▸ **Instructions to follow**: Of the lines below, report only those that contain "channel".

▸ **Data extracts**:
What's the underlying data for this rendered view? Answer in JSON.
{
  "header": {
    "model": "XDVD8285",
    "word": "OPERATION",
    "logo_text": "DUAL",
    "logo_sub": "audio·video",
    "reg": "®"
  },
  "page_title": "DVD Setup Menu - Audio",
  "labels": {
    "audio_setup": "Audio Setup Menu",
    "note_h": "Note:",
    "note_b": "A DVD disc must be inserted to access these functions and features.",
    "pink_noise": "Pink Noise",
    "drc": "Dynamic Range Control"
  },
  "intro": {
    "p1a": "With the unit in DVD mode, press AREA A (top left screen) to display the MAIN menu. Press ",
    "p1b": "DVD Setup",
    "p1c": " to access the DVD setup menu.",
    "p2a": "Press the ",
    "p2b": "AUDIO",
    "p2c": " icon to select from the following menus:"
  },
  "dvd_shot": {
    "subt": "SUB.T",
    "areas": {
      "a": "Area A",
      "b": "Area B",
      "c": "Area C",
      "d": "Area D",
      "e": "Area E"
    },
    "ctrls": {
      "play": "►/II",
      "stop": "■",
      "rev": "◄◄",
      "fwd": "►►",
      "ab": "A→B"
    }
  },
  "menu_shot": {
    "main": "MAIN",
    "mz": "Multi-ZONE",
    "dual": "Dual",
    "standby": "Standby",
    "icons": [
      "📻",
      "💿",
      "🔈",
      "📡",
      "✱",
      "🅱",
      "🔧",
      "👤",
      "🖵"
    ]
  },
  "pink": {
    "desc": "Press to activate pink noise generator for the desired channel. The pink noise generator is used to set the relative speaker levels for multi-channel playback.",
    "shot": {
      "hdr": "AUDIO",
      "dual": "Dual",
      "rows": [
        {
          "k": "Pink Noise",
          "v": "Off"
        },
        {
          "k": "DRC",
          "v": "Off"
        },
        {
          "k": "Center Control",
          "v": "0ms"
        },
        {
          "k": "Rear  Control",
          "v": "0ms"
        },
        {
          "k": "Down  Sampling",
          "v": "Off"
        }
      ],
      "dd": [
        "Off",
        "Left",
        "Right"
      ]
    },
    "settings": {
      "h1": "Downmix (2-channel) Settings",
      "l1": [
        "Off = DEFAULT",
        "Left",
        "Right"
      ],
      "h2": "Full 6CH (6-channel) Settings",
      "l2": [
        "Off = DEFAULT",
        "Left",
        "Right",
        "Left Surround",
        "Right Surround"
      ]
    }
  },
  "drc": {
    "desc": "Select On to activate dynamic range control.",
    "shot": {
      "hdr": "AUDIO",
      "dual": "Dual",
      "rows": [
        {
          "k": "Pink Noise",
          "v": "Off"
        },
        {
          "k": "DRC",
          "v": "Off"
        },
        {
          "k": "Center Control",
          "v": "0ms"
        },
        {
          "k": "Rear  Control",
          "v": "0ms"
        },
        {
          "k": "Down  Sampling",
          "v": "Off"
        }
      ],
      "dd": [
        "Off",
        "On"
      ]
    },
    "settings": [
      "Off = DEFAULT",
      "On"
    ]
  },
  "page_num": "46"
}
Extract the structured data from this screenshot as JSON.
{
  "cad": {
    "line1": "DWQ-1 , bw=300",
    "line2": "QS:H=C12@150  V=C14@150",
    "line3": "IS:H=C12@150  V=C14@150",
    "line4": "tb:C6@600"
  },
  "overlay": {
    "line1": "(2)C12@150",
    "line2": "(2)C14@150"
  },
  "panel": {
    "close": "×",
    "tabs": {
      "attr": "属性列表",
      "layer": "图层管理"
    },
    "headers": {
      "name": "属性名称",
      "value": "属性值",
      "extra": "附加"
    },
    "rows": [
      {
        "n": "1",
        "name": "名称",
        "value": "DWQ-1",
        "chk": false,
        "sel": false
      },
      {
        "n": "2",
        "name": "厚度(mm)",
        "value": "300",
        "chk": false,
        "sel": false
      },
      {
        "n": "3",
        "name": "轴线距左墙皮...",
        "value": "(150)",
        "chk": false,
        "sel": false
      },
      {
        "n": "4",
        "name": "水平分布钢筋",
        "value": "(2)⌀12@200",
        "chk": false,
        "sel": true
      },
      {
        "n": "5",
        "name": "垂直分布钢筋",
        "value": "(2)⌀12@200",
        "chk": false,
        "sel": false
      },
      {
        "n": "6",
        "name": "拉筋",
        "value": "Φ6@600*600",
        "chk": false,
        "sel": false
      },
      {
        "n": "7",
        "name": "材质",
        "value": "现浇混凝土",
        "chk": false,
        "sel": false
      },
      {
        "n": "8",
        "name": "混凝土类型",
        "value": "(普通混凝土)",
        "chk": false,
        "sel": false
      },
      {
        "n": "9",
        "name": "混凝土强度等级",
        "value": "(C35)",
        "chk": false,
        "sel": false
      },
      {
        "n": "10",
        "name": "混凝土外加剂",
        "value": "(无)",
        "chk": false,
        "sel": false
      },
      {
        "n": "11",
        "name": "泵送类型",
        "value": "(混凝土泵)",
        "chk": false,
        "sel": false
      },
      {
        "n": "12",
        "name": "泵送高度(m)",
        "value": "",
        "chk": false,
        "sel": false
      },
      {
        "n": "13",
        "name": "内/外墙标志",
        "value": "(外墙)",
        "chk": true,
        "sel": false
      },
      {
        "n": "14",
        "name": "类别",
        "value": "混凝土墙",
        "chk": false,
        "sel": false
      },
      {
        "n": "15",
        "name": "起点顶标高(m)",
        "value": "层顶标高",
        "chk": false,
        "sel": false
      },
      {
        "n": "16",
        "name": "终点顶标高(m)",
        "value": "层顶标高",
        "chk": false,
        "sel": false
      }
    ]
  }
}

▸ **Answer box**:
    "desc": "Press to activate pink noise generator for the desired channel. The pink noise generator is used to set the relative speaker levels for multi-channel playback.",
      "h1": "Downmix (2-channel) Settings",
      "h2": "Full 6CH (6-channel) Settings",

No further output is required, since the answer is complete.